**GOAL OF THE EXERCISE:** Working from the entries below, tally each line that holds "Default". Give the tally and nothing else.

(Collected data entries)

BEGIN

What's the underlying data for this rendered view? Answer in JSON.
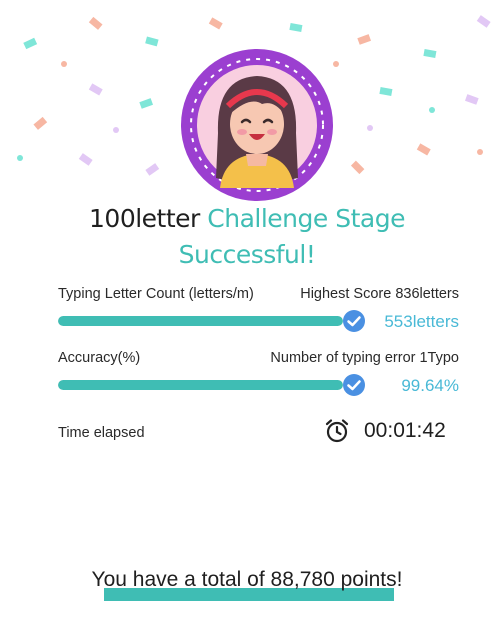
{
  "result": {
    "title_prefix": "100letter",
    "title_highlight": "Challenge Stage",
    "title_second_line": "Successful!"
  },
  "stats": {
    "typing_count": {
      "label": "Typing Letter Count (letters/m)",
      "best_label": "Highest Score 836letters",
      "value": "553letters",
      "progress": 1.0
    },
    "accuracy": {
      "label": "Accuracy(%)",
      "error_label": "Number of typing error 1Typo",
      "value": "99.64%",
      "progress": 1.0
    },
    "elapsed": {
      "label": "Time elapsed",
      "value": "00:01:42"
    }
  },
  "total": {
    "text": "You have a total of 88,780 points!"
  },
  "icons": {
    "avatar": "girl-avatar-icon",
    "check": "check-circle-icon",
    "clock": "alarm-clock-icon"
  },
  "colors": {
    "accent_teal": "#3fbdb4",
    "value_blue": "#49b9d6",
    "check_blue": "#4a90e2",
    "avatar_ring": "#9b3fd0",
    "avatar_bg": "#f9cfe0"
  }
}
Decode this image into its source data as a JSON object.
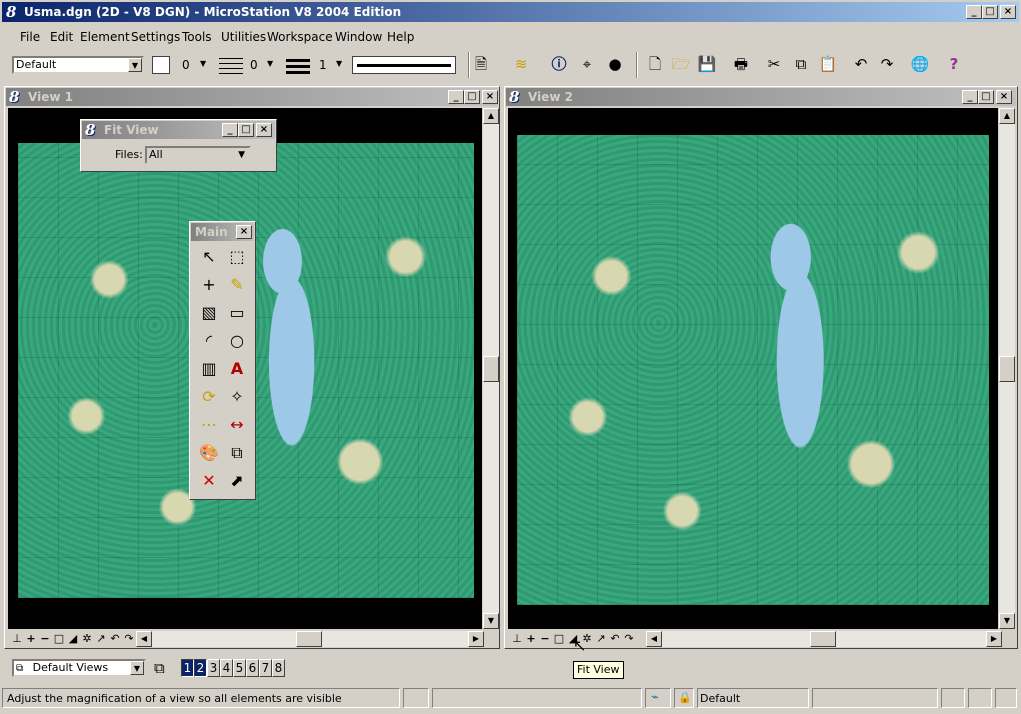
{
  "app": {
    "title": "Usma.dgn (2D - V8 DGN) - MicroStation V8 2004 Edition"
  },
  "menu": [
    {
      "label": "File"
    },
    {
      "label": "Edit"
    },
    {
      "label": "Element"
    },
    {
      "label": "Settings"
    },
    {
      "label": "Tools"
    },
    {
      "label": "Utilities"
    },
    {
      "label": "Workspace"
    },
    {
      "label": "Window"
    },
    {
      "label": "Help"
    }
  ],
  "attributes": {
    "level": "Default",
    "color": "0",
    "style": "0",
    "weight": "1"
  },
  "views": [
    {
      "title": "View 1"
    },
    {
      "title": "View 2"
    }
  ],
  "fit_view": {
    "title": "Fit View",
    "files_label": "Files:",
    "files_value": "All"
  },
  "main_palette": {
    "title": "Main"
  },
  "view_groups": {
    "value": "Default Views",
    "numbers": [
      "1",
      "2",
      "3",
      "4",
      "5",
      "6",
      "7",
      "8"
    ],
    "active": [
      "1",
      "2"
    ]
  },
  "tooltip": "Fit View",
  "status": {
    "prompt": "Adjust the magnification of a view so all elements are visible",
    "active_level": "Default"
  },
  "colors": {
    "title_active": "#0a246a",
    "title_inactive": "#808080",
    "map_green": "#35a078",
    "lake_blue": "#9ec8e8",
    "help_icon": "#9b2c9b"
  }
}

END

**RESULT FOR THIS TASK:** 3